Problem statement: Give the records again in full, exactly as they appear.

The data:
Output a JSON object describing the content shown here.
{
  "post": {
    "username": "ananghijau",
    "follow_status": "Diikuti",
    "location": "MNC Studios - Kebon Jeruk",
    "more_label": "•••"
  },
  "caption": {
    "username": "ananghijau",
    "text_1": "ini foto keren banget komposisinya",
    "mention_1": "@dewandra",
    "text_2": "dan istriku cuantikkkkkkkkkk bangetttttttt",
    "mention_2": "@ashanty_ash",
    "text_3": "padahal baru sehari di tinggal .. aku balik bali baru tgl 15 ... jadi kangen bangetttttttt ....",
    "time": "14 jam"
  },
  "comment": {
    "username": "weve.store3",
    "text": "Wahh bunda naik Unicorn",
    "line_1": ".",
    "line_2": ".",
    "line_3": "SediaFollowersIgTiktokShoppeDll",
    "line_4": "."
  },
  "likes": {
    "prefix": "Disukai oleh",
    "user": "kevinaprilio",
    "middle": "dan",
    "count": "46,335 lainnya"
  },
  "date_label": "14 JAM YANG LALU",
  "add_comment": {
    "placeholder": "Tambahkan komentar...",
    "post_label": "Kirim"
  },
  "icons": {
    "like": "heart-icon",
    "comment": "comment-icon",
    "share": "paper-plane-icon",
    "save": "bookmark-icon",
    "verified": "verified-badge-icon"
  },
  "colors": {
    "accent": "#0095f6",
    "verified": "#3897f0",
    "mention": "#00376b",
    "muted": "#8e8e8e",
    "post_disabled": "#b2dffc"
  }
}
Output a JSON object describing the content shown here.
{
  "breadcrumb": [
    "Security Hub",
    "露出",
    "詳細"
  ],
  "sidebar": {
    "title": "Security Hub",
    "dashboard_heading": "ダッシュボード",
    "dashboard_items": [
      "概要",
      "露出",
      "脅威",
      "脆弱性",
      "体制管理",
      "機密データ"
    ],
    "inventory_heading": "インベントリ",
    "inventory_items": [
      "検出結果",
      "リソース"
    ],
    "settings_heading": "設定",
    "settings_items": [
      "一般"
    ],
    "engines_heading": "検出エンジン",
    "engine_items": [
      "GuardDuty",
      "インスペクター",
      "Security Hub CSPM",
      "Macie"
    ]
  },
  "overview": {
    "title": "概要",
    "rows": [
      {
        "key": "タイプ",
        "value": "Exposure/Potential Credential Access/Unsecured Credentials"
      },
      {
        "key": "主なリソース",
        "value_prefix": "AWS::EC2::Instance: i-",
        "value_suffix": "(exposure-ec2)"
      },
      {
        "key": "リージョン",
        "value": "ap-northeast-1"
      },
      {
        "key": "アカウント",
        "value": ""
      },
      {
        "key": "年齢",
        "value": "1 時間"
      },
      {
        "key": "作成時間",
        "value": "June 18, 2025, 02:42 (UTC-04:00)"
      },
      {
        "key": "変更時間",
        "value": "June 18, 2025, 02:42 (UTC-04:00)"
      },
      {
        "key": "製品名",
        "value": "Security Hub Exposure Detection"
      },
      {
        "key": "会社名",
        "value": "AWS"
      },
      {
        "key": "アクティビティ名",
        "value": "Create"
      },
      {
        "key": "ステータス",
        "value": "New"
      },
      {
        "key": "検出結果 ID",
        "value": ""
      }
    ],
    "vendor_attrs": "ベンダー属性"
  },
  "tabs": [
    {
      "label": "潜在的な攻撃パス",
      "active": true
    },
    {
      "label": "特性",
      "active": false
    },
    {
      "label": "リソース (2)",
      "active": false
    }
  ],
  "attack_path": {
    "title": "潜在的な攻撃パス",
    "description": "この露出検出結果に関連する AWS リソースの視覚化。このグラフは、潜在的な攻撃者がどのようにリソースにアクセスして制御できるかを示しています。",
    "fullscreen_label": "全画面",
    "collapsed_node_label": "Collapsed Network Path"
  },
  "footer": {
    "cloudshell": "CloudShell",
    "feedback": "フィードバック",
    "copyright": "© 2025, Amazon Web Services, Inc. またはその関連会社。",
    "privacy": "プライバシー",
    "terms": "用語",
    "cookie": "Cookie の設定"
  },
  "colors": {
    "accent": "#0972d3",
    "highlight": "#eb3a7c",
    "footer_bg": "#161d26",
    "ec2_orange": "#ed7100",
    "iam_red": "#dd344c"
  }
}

Answer section:
Output a JSON object describing the content shown here.
{
  "post": {
    "username": "ananghijau",
    "follow_status": "Diikuti",
    "location": "MNC Studios - Kebon Jeruk",
    "more_label": "•••"
  },
  "caption": {
    "username": "ananghijau",
    "text_1": "ini foto keren banget komposisinya",
    "mention_1": "@dewandra",
    "text_2": "dan istriku cuantikkkkkkkkkk bangetttttttt",
    "mention_2": "@ashanty_ash",
    "text_3": "padahal baru sehari di tinggal .. aku balik bali baru tgl 15 ... jadi kangen bangetttttttt ....",
    "time": "14 jam"
  },
  "comment": {
    "username": "weve.store3",
    "text": "Wahh bunda naik Unicorn",
    "line_1": ".",
    "line_2": ".",
    "line_3": "SediaFollowersIgTiktokShoppeDll",
    "line_4": "."
  },
  "likes": {
    "prefix": "Disukai oleh",
    "user": "kevinaprilio",
    "middle": "dan",
    "count": "46,335 lainnya"
  },
  "date_label": "14 JAM YANG LALU",
  "add_comment": {
    "placeholder": "Tambahkan komentar...",
    "post_label": "Kirim"
  },
  "icons": {
    "like": "heart-icon",
    "comment": "comment-icon",
    "share": "paper-plane-icon",
    "save": "bookmark-icon",
    "verified": "verified-badge-icon"
  },
  "colors": {
    "accent": "#0095f6",
    "verified": "#3897f0",
    "mention": "#00376b",
    "muted": "#8e8e8e",
    "post_disabled": "#b2dffc"
  }
}
Output a JSON object describing the content shown here.
{
  "breadcrumb": [
    "Security Hub",
    "露出",
    "詳細"
  ],
  "sidebar": {
    "title": "Security Hub",
    "dashboard_heading": "ダッシュボード",
    "dashboard_items": [
      "概要",
      "露出",
      "脅威",
      "脆弱性",
      "体制管理",
      "機密データ"
    ],
    "inventory_heading": "インベントリ",
    "inventory_items": [
      "検出結果",
      "リソース"
    ],
    "settings_heading": "設定",
    "settings_items": [
      "一般"
    ],
    "engines_heading": "検出エンジン",
    "engine_items": [
      "GuardDuty",
      "インスペクター",
      "Security Hub CSPM",
      "Macie"
    ]
  },
  "overview": {
    "title": "概要",
    "rows": [
      {
        "key": "タイプ",
        "value": "Exposure/Potential Credential Access/Unsecured Credentials"
      },
      {
        "key": "主なリソース",
        "value_prefix": "AWS::EC2::Instance: i-",
        "value_suffix": "(exposure-ec2)"
      },
      {
        "key": "リージョン",
        "value": "ap-northeast-1"
      },
      {
        "key": "アカウント",
        "value": ""
      },
      {
        "key": "年齢",
        "value": "1 時間"
      },
      {
        "key": "作成時間",
        "value": "June 18, 2025, 02:42 (UTC-04:00)"
      },
      {
        "key": "変更時間",
        "value": "June 18, 2025, 02:42 (UTC-04:00)"
      },
      {
        "key": "製品名",
        "value": "Security Hub Exposure Detection"
      },
      {
        "key": "会社名",
        "value": "AWS"
      },
      {
        "key": "アクティビティ名",
        "value": "Create"
      },
      {
        "key": "ステータス",
        "value": "New"
      },
      {
        "key": "検出結果 ID",
        "value": ""
      }
    ],
    "vendor_attrs": "ベンダー属性"
  },
  "tabs": [
    {
      "label": "潜在的な攻撃パス",
      "active": true
    },
    {
      "label": "特性",
      "active": false
    },
    {
      "label": "リソース (2)",
      "active": false
    }
  ],
  "attack_path": {
    "title": "潜在的な攻撃パス",
    "description": "この露出検出結果に関連する AWS リソースの視覚化。このグラフは、潜在的な攻撃者がどのようにリソースにアクセスして制御できるかを示しています。",
    "fullscreen_label": "全画面",
    "collapsed_node_label": "Collapsed Network Path"
  },
  "footer": {
    "cloudshell": "CloudShell",
    "feedback": "フィードバック",
    "copyright": "© 2025, Amazon Web Services, Inc. またはその関連会社。",
    "privacy": "プライバシー",
    "terms": "用語",
    "cookie": "Cookie の設定"
  },
  "colors": {
    "accent": "#0972d3",
    "highlight": "#eb3a7c",
    "footer_bg": "#161d26",
    "ec2_orange": "#ed7100",
    "iam_red": "#dd344c"
  }
}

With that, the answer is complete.